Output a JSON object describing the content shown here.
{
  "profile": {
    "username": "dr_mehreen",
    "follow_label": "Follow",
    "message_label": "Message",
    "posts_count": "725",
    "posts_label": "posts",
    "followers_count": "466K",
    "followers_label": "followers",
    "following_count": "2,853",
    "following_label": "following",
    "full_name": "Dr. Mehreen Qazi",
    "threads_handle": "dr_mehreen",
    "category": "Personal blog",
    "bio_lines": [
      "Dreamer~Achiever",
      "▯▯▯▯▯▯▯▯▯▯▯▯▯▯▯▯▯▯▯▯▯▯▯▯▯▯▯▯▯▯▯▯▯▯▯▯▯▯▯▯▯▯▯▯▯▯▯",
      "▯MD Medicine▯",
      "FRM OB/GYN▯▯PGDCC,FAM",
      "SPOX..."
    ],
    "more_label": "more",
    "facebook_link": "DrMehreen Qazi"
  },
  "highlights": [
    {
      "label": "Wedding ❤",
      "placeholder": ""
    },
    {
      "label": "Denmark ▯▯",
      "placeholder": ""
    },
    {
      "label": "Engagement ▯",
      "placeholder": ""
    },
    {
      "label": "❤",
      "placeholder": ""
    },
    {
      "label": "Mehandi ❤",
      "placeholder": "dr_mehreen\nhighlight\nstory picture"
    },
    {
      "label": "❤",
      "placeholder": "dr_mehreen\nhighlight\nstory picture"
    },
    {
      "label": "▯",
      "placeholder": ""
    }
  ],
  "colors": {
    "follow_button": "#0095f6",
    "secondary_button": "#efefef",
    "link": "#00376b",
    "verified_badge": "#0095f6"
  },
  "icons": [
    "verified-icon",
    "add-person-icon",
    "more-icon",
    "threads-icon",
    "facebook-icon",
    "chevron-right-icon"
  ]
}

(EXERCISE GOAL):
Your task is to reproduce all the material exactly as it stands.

(RESULT FOR THIS TASK):
Output a JSON object describing the content shown here.
{
  "profile": {
    "username": "dr_mehreen",
    "follow_label": "Follow",
    "message_label": "Message",
    "posts_count": "725",
    "posts_label": "posts",
    "followers_count": "466K",
    "followers_label": "followers",
    "following_count": "2,853",
    "following_label": "following",
    "full_name": "Dr. Mehreen Qazi",
    "threads_handle": "dr_mehreen",
    "category": "Personal blog",
    "bio_lines": [
      "Dreamer~Achiever",
      "▯▯▯▯▯▯▯▯▯▯▯▯▯▯▯▯▯▯▯▯▯▯▯▯▯▯▯▯▯▯▯▯▯▯▯▯▯▯▯▯▯▯▯▯▯▯▯",
      "▯MD Medicine▯",
      "FRM OB/GYN▯▯PGDCC,FAM",
      "SPOX..."
    ],
    "more_label": "more",
    "facebook_link": "DrMehreen Qazi"
  },
  "highlights": [
    {
      "label": "Wedding ❤",
      "placeholder": ""
    },
    {
      "label": "Denmark ▯▯",
      "placeholder": ""
    },
    {
      "label": "Engagement ▯",
      "placeholder": ""
    },
    {
      "label": "❤",
      "placeholder": ""
    },
    {
      "label": "Mehandi ❤",
      "placeholder": "dr_mehreen\nhighlight\nstory picture"
    },
    {
      "label": "❤",
      "placeholder": "dr_mehreen\nhighlight\nstory picture"
    },
    {
      "label": "▯",
      "placeholder": ""
    }
  ],
  "colors": {
    "follow_button": "#0095f6",
    "secondary_button": "#efefef",
    "link": "#00376b",
    "verified_badge": "#0095f6"
  },
  "icons": [
    "verified-icon",
    "add-person-icon",
    "more-icon",
    "threads-icon",
    "facebook-icon",
    "chevron-right-icon"
  ]
}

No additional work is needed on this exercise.